### What the task asks
When you retype the listing, keep every word exactly as it appears.

### Data to process

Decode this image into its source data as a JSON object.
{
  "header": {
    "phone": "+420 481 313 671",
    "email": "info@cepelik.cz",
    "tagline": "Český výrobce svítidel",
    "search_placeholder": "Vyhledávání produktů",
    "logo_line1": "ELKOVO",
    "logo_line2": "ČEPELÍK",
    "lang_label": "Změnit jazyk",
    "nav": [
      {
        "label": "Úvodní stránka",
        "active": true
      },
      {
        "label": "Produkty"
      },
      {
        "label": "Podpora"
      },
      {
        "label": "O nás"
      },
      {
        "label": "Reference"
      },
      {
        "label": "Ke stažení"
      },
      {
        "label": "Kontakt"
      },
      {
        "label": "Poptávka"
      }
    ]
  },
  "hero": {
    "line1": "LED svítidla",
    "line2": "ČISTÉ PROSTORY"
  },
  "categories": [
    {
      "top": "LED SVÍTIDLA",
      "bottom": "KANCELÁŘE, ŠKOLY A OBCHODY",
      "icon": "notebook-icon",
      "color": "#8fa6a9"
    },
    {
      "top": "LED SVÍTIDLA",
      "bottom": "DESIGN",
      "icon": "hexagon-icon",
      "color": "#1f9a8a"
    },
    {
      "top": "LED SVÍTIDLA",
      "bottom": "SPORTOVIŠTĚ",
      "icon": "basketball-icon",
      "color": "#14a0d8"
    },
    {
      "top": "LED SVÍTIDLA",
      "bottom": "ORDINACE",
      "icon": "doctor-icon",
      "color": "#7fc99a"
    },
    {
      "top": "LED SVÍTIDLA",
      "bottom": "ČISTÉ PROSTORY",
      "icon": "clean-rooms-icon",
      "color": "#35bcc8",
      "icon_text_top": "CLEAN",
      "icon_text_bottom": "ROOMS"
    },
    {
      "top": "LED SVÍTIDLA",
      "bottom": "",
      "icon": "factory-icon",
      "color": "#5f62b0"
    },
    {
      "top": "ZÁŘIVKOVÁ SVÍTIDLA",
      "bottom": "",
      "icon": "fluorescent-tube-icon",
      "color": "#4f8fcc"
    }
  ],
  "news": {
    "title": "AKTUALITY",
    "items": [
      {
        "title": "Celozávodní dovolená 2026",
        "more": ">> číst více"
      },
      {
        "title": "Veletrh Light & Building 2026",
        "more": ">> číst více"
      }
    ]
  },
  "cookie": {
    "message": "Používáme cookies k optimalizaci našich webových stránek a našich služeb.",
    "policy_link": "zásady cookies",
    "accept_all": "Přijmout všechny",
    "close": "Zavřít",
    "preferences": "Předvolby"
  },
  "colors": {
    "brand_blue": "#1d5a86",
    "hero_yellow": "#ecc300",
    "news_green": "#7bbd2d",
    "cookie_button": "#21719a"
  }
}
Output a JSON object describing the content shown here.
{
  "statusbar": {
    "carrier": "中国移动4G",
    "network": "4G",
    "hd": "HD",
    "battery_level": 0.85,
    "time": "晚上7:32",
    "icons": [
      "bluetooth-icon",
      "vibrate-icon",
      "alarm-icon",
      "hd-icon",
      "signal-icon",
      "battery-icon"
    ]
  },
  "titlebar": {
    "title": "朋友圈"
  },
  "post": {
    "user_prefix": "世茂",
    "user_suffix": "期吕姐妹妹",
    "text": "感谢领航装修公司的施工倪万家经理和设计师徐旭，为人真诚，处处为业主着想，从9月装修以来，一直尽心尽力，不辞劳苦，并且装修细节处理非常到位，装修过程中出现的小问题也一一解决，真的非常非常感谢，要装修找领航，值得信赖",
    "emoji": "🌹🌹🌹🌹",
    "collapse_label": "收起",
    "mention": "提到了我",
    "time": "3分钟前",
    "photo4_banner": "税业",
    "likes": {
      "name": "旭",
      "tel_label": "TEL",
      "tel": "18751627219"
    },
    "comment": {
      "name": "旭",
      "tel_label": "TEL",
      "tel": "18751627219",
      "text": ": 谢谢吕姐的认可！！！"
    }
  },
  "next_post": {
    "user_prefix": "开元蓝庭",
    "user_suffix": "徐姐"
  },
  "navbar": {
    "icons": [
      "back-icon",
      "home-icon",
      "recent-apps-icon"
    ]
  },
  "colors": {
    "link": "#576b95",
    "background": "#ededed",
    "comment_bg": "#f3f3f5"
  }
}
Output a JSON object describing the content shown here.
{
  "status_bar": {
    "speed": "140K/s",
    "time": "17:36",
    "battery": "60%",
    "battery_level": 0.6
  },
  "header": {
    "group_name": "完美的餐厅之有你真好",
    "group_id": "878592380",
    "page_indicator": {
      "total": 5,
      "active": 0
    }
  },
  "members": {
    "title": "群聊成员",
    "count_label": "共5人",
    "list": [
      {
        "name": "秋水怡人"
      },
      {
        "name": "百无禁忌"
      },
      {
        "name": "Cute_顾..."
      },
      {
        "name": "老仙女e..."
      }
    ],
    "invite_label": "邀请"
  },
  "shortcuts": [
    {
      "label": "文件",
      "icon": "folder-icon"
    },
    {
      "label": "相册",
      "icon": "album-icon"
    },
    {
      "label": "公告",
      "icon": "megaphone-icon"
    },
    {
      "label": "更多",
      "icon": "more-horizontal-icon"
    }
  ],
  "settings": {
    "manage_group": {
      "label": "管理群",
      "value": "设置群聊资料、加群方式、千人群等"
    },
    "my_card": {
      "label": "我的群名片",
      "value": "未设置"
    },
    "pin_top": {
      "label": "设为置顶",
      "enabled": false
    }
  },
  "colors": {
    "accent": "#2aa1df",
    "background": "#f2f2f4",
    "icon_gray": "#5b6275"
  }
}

### Problem solution
Decode this image into its source data as a JSON object.
{
  "header": {
    "phone": "+420 481 313 671",
    "email": "info@cepelik.cz",
    "tagline": "Český výrobce svítidel",
    "search_placeholder": "Vyhledávání produktů",
    "logo_line1": "ELKOVO",
    "logo_line2": "ČEPELÍK",
    "lang_label": "Změnit jazyk",
    "nav": [
      {
        "label": "Úvodní stránka",
        "active": true
      },
      {
        "label": "Produkty"
      },
      {
        "label": "Podpora"
      },
      {
        "label": "O nás"
      },
      {
        "label": "Reference"
      },
      {
        "label": "Ke stažení"
      },
      {
        "label": "Kontakt"
      },
      {
        "label": "Poptávka"
      }
    ]
  },
  "hero": {
    "line1": "LED svítidla",
    "line2": "ČISTÉ PROSTORY"
  },
  "categories": [
    {
      "top": "LED SVÍTIDLA",
      "bottom": "KANCELÁŘE, ŠKOLY A OBCHODY",
      "icon": "notebook-icon",
      "color": "#8fa6a9"
    },
    {
      "top": "LED SVÍTIDLA",
      "bottom": "DESIGN",
      "icon": "hexagon-icon",
      "color": "#1f9a8a"
    },
    {
      "top": "LED SVÍTIDLA",
      "bottom": "SPORTOVIŠTĚ",
      "icon": "basketball-icon",
      "color": "#14a0d8"
    },
    {
      "top": "LED SVÍTIDLA",
      "bottom": "ORDINACE",
      "icon": "doctor-icon",
      "color": "#7fc99a"
    },
    {
      "top": "LED SVÍTIDLA",
      "bottom": "ČISTÉ PROSTORY",
      "icon": "clean-rooms-icon",
      "color": "#35bcc8",
      "icon_text_top": "CLEAN",
      "icon_text_bottom": "ROOMS"
    },
    {
      "top": "LED SVÍTIDLA",
      "bottom": "",
      "icon": "factory-icon",
      "color": "#5f62b0"
    },
    {
      "top": "ZÁŘIVKOVÁ SVÍTIDLA",
      "bottom": "",
      "icon": "fluorescent-tube-icon",
      "color": "#4f8fcc"
    }
  ],
  "news": {
    "title": "AKTUALITY",
    "items": [
      {
        "title": "Celozávodní dovolená 2026",
        "more": ">> číst více"
      },
      {
        "title": "Veletrh Light & Building 2026",
        "more": ">> číst více"
      }
    ]
  },
  "cookie": {
    "message": "Používáme cookies k optimalizaci našich webových stránek a našich služeb.",
    "policy_link": "zásady cookies",
    "accept_all": "Přijmout všechny",
    "close": "Zavřít",
    "preferences": "Předvolby"
  },
  "colors": {
    "brand_blue": "#1d5a86",
    "hero_yellow": "#ecc300",
    "news_green": "#7bbd2d",
    "cookie_button": "#21719a"
  }
}
Output a JSON object describing the content shown here.
{
  "statusbar": {
    "carrier": "中国移动4G",
    "network": "4G",
    "hd": "HD",
    "battery_level": 0.85,
    "time": "晚上7:32",
    "icons": [
      "bluetooth-icon",
      "vibrate-icon",
      "alarm-icon",
      "hd-icon",
      "signal-icon",
      "battery-icon"
    ]
  },
  "titlebar": {
    "title": "朋友圈"
  },
  "post": {
    "user_prefix": "世茂",
    "user_suffix": "期吕姐妹妹",
    "text": "感谢领航装修公司的施工倪万家经理和设计师徐旭，为人真诚，处处为业主着想，从9月装修以来，一直尽心尽力，不辞劳苦，并且装修细节处理非常到位，装修过程中出现的小问题也一一解决，真的非常非常感谢，要装修找领航，值得信赖",
    "emoji": "🌹🌹🌹🌹",
    "collapse_label": "收起",
    "mention": "提到了我",
    "time": "3分钟前",
    "photo4_banner": "税业",
    "likes": {
      "name": "旭",
      "tel_label": "TEL",
      "tel": "18751627219"
    },
    "comment": {
      "name": "旭",
      "tel_label": "TEL",
      "tel": "18751627219",
      "text": ": 谢谢吕姐的认可！！！"
    }
  },
  "next_post": {
    "user_prefix": "开元蓝庭",
    "user_suffix": "徐姐"
  },
  "navbar": {
    "icons": [
      "back-icon",
      "home-icon",
      "recent-apps-icon"
    ]
  },
  "colors": {
    "link": "#576b95",
    "background": "#ededed",
    "comment_bg": "#f3f3f5"
  }
}
Output a JSON object describing the content shown here.
{
  "status_bar": {
    "speed": "140K/s",
    "time": "17:36",
    "battery": "60%",
    "battery_level": 0.6
  },
  "header": {
    "group_name": "完美的餐厅之有你真好",
    "group_id": "878592380",
    "page_indicator": {
      "total": 5,
      "active": 0
    }
  },
  "members": {
    "title": "群聊成员",
    "count_label": "共5人",
    "list": [
      {
        "name": "秋水怡人"
      },
      {
        "name": "百无禁忌"
      },
      {
        "name": "Cute_顾..."
      },
      {
        "name": "老仙女e..."
      }
    ],
    "invite_label": "邀请"
  },
  "shortcuts": [
    {
      "label": "文件",
      "icon": "folder-icon"
    },
    {
      "label": "相册",
      "icon": "album-icon"
    },
    {
      "label": "公告",
      "icon": "megaphone-icon"
    },
    {
      "label": "更多",
      "icon": "more-horizontal-icon"
    }
  ],
  "settings": {
    "manage_group": {
      "label": "管理群",
      "value": "设置群聊资料、加群方式、千人群等"
    },
    "my_card": {
      "label": "我的群名片",
      "value": "未设置"
    },
    "pin_top": {
      "label": "设为置顶",
      "enabled": false
    }
  },
  "colors": {
    "accent": "#2aa1df",
    "background": "#f2f2f4",
    "icon_gray": "#5b6275"
  }
}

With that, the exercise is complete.